◆ **PROBLEM DESCRIPTION**
Would you restate the listing word for word, with the images omitted?
========
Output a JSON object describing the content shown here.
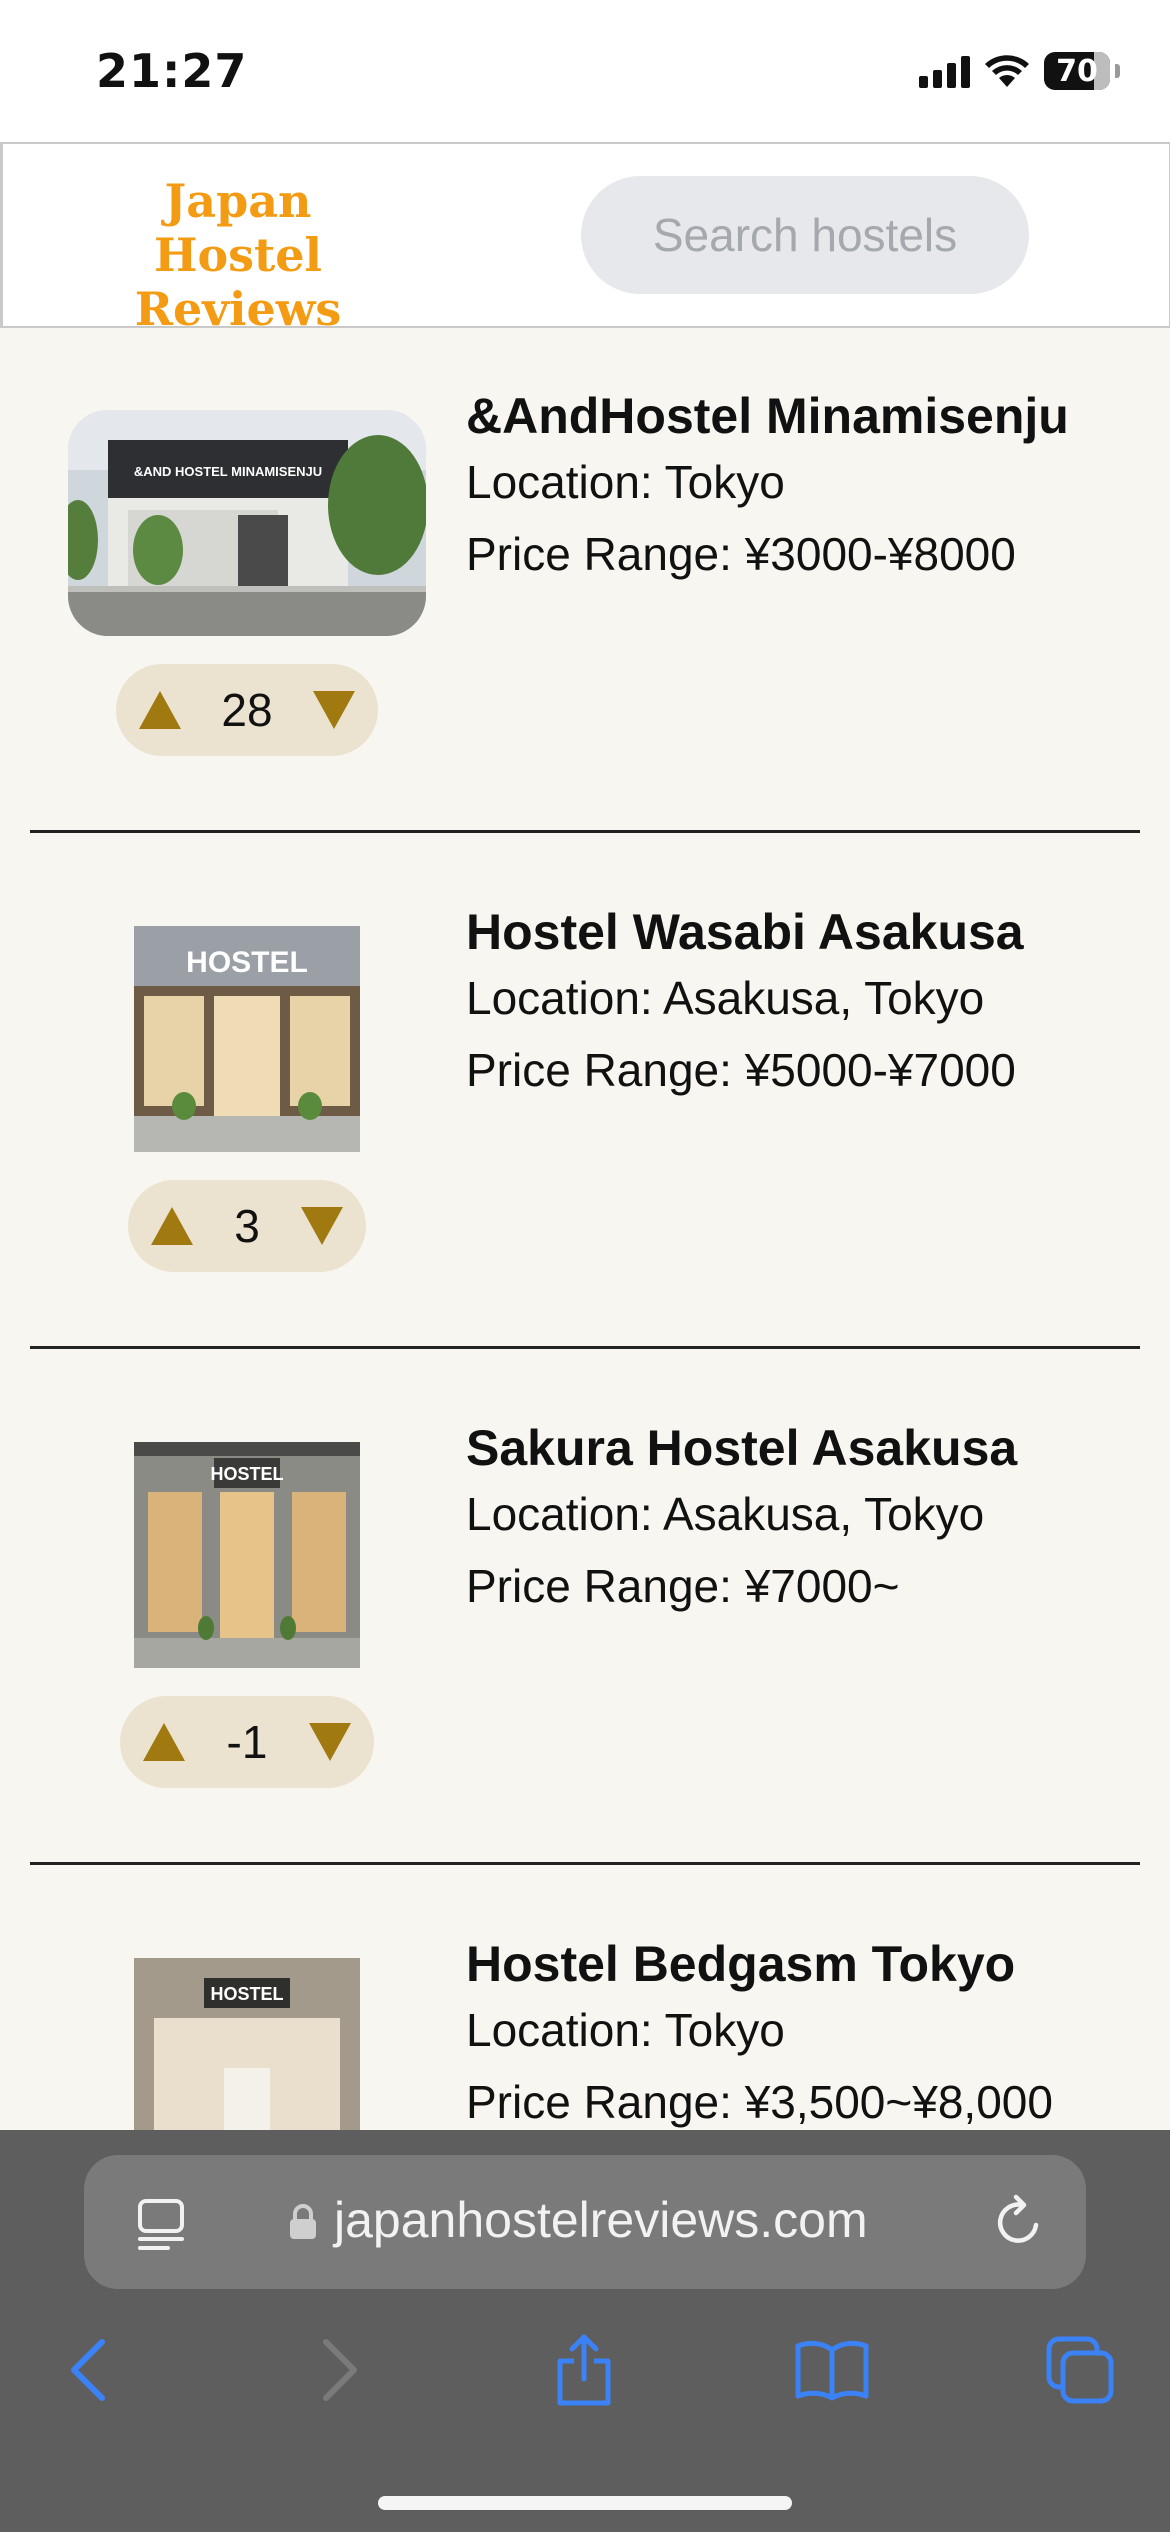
{
  "status_bar": {
    "time": "21:27",
    "battery": "70"
  },
  "header": {
    "logo_line1": "Japan",
    "logo_line2": "Hostel Reviews",
    "search_placeholder": "Search hostels"
  },
  "listings": [
    {
      "name": "&AndHostel Minamisenju",
      "location": "Location: Tokyo",
      "price": "Price Range: ¥3000-¥8000",
      "votes": "28",
      "image_sign": "&AND HOSTEL MINAMISENJU"
    },
    {
      "name": "Hostel Wasabi Asakusa",
      "location": "Location: Asakusa, Tokyo",
      "price": "Price Range: ¥5000-¥7000",
      "votes": "3",
      "image_sign": "HOSTEL"
    },
    {
      "name": "Sakura Hostel Asakusa",
      "location": "Location: Asakusa, Tokyo",
      "price": "Price Range: ¥7000~",
      "votes": "-1",
      "image_sign": "HOSTEL"
    },
    {
      "name": "Hostel Bedgasm Tokyo",
      "location": "Location: Tokyo",
      "price": "Price Range: ¥3,500~¥8,000",
      "votes": "",
      "image_sign": "HOSTEL"
    }
  ],
  "browser": {
    "url": "japanhostelreviews.com"
  },
  "colors": {
    "accent": "#f39b12",
    "vote_arrow": "#a07a10",
    "vote_bg": "#ebe3cf",
    "browser_bar": "#5e5e5e",
    "ios_blue": "#3b82f6"
  }
}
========
◆ **RESULT OF THE TASK**
Output a JSON object describing the content shown here.
{
  "status_bar": {
    "time": "21:27",
    "battery": "70"
  },
  "header": {
    "logo_line1": "Japan",
    "logo_line2": "Hostel Reviews",
    "search_placeholder": "Search hostels"
  },
  "listings": [
    {
      "name": "&AndHostel Minamisenju",
      "location": "Location: Tokyo",
      "price": "Price Range: ¥3000-¥8000",
      "votes": "28",
      "image_sign": "&AND HOSTEL MINAMISENJU"
    },
    {
      "name": "Hostel Wasabi Asakusa",
      "location": "Location: Asakusa, Tokyo",
      "price": "Price Range: ¥5000-¥7000",
      "votes": "3",
      "image_sign": "HOSTEL"
    },
    {
      "name": "Sakura Hostel Asakusa",
      "location": "Location: Asakusa, Tokyo",
      "price": "Price Range: ¥7000~",
      "votes": "-1",
      "image_sign": "HOSTEL"
    },
    {
      "name": "Hostel Bedgasm Tokyo",
      "location": "Location: Tokyo",
      "price": "Price Range: ¥3,500~¥8,000",
      "votes": "",
      "image_sign": "HOSTEL"
    }
  ],
  "browser": {
    "url": "japanhostelreviews.com"
  },
  "colors": {
    "accent": "#f39b12",
    "vote_arrow": "#a07a10",
    "vote_bg": "#ebe3cf",
    "browser_bar": "#5e5e5e",
    "ios_blue": "#3b82f6"
  }
}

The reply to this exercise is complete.